His 28 point (10+18) season in 2016-17 wasn’t met with celebration or concern as it ranked square in the middle of U20 players playing in the AHL. However, the lack of a step forward this season has raised red flags. Prompting questions to be asked about the logic of his recall for the final three games of the Sabres season.
While he may not have earned his recall, the decision to do so offers management the opportunity to add to their evaluation of his developmental arc. Continue reading →
While some people are Mad Online that Alex Nylander has been recalled, it seems like a smart decision for an organization seeking answers throughout their pipeline. We dig into appropriate development benchmarks and how a potential three-game cameo can offer the Sabres an additional window into a player’s development. We also hit on Pierre LeBrun’s reports that Jason Botterill appears open to moving players out of the core and explore what types of moves he’d need to make in order to reshape the key contributors on his roster.
Two in the Mailbox, the weekly mailbag on the Sabres, goalie stuff, Buffalo and anything in between, is back. You can submit to the mailbag using #2ITBmailbag on Twitter or emailing firstname.lastname@example.org.
Joe/@JoeHockeySabres – Who are the Sabres buyout candidates? What are the buyout rules regarding numbers and salaries? Who will they pay?
The Sabres only have one buyout on their books (Cody Hodgson). The other two (Christian Ehrhoff and Ville Leino) are compliance buyouts, to the Sabres have room to work if they opt for buyouts. Here is a good rundown of the NHL’s buyout rules.
Matt Moulson seems like a pretty safe bet, even though it would probably be wiser to stash him in the AHL again and just eat that final year of his salary. On a buyout, Moulson would carry a $3.667m cap hit next year and $667K the year after. That’s a minimal net savings compared to simply keeping him one more year, but it would free up another contract space.

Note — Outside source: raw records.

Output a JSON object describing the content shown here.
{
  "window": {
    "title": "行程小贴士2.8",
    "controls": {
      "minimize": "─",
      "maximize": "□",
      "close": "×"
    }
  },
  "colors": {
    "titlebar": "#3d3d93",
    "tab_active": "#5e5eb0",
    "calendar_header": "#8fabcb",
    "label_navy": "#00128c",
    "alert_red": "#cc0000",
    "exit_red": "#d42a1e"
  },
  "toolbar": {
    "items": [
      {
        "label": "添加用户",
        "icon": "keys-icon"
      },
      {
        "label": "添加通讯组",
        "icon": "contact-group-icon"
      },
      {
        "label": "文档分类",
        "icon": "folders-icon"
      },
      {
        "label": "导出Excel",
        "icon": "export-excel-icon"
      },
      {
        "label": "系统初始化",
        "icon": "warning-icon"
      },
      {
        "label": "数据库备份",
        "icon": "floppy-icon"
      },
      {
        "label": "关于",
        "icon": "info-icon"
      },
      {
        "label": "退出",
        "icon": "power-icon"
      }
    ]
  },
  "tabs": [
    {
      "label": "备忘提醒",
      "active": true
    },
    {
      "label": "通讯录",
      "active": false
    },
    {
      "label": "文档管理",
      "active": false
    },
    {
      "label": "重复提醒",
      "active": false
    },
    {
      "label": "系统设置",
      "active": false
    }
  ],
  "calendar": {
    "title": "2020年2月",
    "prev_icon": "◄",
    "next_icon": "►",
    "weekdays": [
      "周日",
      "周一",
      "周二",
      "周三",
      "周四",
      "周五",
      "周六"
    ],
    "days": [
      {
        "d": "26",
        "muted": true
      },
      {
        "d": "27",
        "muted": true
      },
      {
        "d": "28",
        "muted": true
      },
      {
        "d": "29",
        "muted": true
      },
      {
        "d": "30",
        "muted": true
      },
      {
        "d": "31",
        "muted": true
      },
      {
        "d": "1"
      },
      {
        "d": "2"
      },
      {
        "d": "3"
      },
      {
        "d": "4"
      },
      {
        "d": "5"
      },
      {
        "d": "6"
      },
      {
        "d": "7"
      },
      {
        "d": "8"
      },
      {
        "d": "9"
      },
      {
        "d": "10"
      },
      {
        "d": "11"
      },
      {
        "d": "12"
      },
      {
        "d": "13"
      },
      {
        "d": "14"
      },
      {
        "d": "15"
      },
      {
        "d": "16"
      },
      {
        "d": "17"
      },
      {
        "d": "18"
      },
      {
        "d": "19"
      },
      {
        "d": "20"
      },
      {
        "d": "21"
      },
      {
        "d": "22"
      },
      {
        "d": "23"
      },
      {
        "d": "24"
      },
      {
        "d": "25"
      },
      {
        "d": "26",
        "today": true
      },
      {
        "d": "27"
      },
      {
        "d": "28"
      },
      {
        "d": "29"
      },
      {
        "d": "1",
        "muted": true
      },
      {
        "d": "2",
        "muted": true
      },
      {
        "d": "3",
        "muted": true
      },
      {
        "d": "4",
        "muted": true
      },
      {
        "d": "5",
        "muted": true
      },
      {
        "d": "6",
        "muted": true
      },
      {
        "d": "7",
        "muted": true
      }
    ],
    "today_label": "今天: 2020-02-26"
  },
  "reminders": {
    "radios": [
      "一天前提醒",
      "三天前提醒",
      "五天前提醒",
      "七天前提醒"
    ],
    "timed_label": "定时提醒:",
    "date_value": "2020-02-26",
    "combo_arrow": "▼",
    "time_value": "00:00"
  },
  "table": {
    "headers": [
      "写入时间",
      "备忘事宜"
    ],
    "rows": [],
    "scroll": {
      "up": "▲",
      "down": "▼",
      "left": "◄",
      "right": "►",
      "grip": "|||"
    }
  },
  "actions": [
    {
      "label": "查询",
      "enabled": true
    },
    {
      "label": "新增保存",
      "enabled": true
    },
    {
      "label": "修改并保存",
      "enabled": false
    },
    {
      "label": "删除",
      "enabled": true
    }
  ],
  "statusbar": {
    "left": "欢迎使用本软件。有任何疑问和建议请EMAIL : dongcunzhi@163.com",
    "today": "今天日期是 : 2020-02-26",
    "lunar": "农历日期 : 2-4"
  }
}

The most valuable buyout would probably be Zach Bogosian. His run of injuries have been incredibly detrimental to his time in Buffalo and he has two more seasons left at a cap hit over five million. Buffalo would gain a fair bit of flexibility if they chose to buy him out. From a contract perspective, cap perspective and even clearing a roster spot for a player with more availability such as Casey Nelson or perhaps even Will Borgen, depending how ready he is come October. Continue reading →